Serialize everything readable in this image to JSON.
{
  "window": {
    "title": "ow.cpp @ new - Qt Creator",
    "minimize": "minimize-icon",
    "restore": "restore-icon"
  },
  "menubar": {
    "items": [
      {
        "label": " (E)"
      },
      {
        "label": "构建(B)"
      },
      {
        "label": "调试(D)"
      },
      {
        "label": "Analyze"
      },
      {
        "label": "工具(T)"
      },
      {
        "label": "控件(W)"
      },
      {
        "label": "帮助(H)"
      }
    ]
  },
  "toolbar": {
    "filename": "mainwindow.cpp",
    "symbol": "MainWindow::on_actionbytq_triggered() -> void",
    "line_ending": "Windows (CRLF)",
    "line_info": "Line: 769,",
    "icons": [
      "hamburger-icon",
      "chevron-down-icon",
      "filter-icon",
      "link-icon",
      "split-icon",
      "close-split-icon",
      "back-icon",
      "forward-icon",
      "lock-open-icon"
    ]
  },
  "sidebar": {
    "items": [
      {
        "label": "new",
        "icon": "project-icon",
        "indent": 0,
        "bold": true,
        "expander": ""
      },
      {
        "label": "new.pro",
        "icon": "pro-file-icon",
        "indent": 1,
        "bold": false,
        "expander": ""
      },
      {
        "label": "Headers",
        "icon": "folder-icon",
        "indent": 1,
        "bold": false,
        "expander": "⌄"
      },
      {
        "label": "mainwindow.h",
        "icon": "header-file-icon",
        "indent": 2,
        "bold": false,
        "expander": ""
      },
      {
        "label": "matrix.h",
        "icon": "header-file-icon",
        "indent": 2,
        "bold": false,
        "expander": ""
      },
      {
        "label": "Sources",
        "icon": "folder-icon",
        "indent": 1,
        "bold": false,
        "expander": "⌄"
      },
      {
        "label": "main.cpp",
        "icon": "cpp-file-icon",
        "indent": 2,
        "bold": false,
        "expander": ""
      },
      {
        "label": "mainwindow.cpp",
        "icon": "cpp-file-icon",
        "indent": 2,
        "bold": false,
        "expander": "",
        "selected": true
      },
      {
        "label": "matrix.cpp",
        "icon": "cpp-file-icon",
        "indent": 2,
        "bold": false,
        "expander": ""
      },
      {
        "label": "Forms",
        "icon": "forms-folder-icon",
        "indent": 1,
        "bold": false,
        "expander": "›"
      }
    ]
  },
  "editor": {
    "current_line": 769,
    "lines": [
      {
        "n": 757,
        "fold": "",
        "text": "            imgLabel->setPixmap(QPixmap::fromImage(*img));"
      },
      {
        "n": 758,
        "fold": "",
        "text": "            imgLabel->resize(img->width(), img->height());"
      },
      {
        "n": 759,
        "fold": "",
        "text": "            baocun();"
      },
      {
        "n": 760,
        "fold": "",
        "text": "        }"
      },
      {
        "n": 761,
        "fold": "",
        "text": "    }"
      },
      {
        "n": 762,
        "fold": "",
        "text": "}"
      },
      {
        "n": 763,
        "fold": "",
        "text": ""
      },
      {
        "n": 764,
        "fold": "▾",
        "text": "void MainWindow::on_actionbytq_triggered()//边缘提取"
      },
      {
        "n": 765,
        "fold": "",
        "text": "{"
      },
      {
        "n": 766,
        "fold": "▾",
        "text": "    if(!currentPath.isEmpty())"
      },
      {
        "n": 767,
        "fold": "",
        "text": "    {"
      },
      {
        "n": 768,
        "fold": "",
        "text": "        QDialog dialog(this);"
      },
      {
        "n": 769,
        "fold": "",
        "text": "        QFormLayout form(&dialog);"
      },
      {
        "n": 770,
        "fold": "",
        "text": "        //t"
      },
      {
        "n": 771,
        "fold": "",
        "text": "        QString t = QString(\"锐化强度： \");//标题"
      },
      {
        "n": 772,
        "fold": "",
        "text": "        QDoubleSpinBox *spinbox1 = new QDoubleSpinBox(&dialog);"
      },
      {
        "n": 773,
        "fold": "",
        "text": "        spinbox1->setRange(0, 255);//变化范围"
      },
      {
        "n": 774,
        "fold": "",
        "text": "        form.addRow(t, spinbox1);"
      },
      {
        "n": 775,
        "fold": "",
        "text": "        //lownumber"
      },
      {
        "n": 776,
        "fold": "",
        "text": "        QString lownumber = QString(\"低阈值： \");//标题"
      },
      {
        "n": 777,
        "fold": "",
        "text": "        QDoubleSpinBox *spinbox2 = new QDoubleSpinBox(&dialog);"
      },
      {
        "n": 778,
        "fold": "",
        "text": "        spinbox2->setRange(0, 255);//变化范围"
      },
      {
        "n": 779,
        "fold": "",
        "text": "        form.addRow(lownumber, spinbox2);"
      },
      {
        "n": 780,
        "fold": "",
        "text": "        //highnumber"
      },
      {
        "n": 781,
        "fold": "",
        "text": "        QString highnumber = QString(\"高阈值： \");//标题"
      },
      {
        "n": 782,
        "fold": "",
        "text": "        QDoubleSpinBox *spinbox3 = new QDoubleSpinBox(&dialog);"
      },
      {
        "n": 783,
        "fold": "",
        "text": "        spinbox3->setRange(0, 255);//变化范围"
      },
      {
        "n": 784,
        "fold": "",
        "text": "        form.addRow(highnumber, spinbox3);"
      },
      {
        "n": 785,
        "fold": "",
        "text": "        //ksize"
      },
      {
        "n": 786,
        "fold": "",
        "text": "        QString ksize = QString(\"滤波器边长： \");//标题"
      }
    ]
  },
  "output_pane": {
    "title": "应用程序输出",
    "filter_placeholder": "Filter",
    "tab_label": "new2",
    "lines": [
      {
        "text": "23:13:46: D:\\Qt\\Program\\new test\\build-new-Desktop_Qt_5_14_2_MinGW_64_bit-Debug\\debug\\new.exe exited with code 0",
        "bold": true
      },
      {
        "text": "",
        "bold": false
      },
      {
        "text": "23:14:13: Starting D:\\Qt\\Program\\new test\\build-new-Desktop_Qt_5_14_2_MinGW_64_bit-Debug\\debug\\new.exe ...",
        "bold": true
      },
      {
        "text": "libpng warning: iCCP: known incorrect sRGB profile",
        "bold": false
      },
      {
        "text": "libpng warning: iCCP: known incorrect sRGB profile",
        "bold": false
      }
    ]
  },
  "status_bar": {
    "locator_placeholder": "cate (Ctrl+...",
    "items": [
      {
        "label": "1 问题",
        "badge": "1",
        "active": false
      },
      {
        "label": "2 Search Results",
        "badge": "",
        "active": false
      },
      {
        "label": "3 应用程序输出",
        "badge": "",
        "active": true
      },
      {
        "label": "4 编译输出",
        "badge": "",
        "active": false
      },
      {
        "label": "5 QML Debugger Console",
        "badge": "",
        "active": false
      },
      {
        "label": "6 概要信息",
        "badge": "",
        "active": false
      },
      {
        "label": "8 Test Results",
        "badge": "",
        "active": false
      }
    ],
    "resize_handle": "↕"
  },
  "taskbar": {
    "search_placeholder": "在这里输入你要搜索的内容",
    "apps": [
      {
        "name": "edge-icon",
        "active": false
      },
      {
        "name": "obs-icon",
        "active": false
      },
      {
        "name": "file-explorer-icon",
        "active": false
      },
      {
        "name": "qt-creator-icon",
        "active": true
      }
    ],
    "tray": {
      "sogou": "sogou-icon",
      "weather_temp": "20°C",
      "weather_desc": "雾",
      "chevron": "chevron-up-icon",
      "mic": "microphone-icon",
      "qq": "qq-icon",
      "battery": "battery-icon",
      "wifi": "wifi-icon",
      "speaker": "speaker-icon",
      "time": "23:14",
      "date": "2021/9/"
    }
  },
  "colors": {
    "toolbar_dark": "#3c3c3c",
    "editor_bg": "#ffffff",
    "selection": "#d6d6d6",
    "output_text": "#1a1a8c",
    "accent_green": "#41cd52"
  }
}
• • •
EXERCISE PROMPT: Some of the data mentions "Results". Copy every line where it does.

TASK RESPONSE:
        "label": "2 Search Results",
        "label": "8 Test Results",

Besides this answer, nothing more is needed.